This morning I awoke to something I never thought I’d see. It was an email message, but what it contained was so rare I thought I had to share it with you.
Yesterday I published a story here on the teardown analysis by IHS iSuppli of Amazon’s Kindle Fire tablet. And as you may remember, the story related how, in the opinion of its analysts, it cost $201.70 to buy the parts and assemble the device, which is only slightly above its $199 retail price.
The other big news was how dominant the chipmaker Texas Instruments is among the suppliers. Its applications processor chip, wireless chips, audio and power management chips add up to about $25, or about 12 percent of the bill of materials or BOM, which is the aggregate cost of all the components. It’s a pretty solid victory for TI in the competitive tablet field, where, outside of Apple’s iPad, success has been rare.
Naturally I asked Texas Instruments for a comment about this, and expected none. I’ve been writing teardown stories for six years (here’s the first I ever did) and never once has the manufacturer of the device in question nor any of its suppliers given anything more than a “no comment.”
Manufacturers tend to hate teardowns because they’re invasive. Take a product apart and you find out who a company is working with, and you learn a lot about how they see things. With the Kindle Fire, for example, we learned that Amazon deliberately took a “less is more” approach to keep costs down and thus minimize its loss and pave the way to eventually selling the device at a profit.
Suppliers hate teardowns too. There is nothing more secret, nor more interesting to know, than what company is supplying a manufacturer with a key component. Companies can rise or fall on strategic relationship with someone like Apple, or HP, or in this case Amazon. The first iPod, for example, put an otherwise unknown company named PortalPlayer on the map. That was until Apple replaced its chips with something else. Now that company is part of Nvidia.
Usually these suppliers are unwilling to rock the boat, and usually they’re covered by non-disclosure agreements. So when I do the typical reporter thing and call them for a comment after a teardown clearly shows their chip or display or other component inside the product, the supplier always, 100 percent of the time, without exception says, “No comment.” Probably they’d like nothing more than to brag about how their chip makes this or that product do amazing things, but usually they just can’t, won’t, and just don’t say a word.
Until today. Today, in response to my questions yesterday, I got a comment from Texas Instruments. And the fact that I did, meant I just had to share it. Here it is courtesy of a company spokeswoman:
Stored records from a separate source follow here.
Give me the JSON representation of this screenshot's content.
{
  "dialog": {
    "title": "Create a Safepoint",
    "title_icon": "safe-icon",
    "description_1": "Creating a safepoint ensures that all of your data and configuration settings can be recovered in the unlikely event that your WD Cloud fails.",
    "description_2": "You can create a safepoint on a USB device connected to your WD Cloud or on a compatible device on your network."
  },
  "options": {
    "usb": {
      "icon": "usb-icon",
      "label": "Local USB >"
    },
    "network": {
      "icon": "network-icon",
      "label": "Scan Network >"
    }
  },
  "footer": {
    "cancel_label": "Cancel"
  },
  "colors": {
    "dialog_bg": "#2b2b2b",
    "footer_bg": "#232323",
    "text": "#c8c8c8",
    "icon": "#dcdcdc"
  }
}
“We can confirm that TI’s OMAP4430 processor and WiLink 6.0 connectivity combo solution are inside of the Kindle Fire….TI is thrilled to be a part of the Amazon Kindle Fire, which boasts powerful performance and engaging consumer experiences that are sure to make it a coveted device this holiday season.”